5 tips for getting a graduate engineering job at Thales
In the UK, the company designs and builds a large number of electronic systems for aircraft, military vehicles and the transport network, working on everything from missile guidance to railway signaling – meaning they offer a huge range of roles on a plethora of important projects.
The Student Engineer spoke to the company’s director of emerging talent, Miranda Davies, to get the inside scoop on how to grab yourself one of Thales’s hotly contested graduate jobs.
1. Don’t stress about work experience
Direct work experience is a bonus but anything that demonstrates your skills can be useful.
Everyone should know that work experience is vital to securing your first engineering job. Every year around half of Thales UK’s 60 engineering interns go on to permanent roles with the company.

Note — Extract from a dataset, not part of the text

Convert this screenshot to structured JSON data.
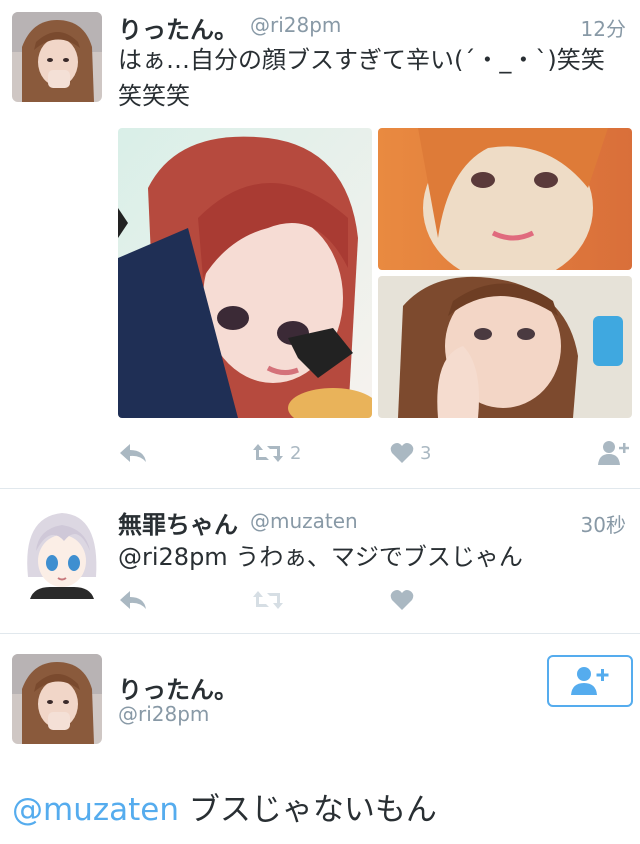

But that still leaves the firm with around other 60 positions to fill. And while having directly relevant experience of aerospace or transport electronics projects is a bonus, Thales is looking more for the broader skills acquired through jobs and placements, says Davies.
‘It is understood that the number of internships versus number of undergraduates means not everyone has the opportunity to do one. We wouldn’t screen someone out for having no direct work experience or having non-engineering related experience. For example, you can acquire as many skills dealing with customers and communication by working in a customer service job.’
2. Pick the right role for you
Thales offers you the chance to get straight into a specific role, whether it’s designing cockpit simulators or navigation systems.
Unlike many big employers, Thales don’t put all their new recruits onto a general graduate scheme. Instead, most candidates apply for specific roles in different departments that are all backed up by a standard two and a half-year training programme.
This means it’s important to research the role and the relevant sector as much as possible in order to be able to demonstrate how your skills match the job when filling out the online application form.
‘Each of the grad vacancies comes with an individual job description that has its own set of degree and/or technical or module requirements, so detailing all of that is important,’ says Davies.
The exception is the research and technology scheme in which a small number of grads are sent on numerous placements around the company, so candidates here need to be able to demonstrate their broader engineering interests.
3. Be flexible
Thales has several facilities away from big cities, such as its submarine sonar factory in Somerset.
Although all of Thales’s divisions are oversubscribed, the company finds certain roles much harder to fill than others, particularly electrical/electronic hardware, software and some systems engineering jobs.
So if you’re set on working for Thales, look broadly at everything it has to offer and – depending on your engineering skills and degree course – don’t just jump for the popular mechanical roles.
But also remember to be flexible when it comes to where in the country you’ll be working. Jobs at the firm’s Glasgow and Belfast bases have strong links with local universities. Others in more rural areas such as Somerset, where Thales designs and manufactures submarine systems, tend to receive much less competition.
Staying open to being mobile is also important in becoming chartered, says Davies. ‘Although we recruit into that individual role initially, as they move through the early years of their career they need to be flexible to move around otherwise they won’t get the breadth of experience to achieve their professional registration.’
4. Show you can take responsibility
Thales’s technology underpins numerous critical systems so taking responsibility for getting things right is vital.
If you make it past the online application form and testing, you’ll be invited to an assessment centre for an interview and group work, where Thales will be looking for you to demonstrate a number of competencies such as teamwork and communication.
Importantly, the assessors want candidates who can accept accountability. ‘We’re looking for people to take ownership of their actions, decisions and behaviour,’ says Davies.
‘So if we’re observing a group exercise, it’s important to see somebody is prepared to either take the lead or if mistakes happen – and they do – to take responsibility for them and see how they deal with that situation.
This also includes how you manage yourself, she adds. ‘How you manage your own time, how you manage and conduct yourself, how you are flexible and adaptable.’
5. Sharpen your presentation skills
Luckily your Powerpoint slides don’t have to be as good as Thales’s emergency control systems.
At assessment, you’ll also be asked to give a presentation on your final year project (or another topic if you’re a maths graduate who doesn’t do project work).
This is a chance to show off both your technical and communication skills, but also demonstrate other key abilities, says Davies. ‘What sometimes comes out through the final year project are the competencies around problem solving, shaping solutions out of complexity.
‘Equally we can assess how they manage themselves because if they’ve been in a project team we’ll get a better understanding of how they worked particularly if they’ve had a difficult working relationship with other members of the team.’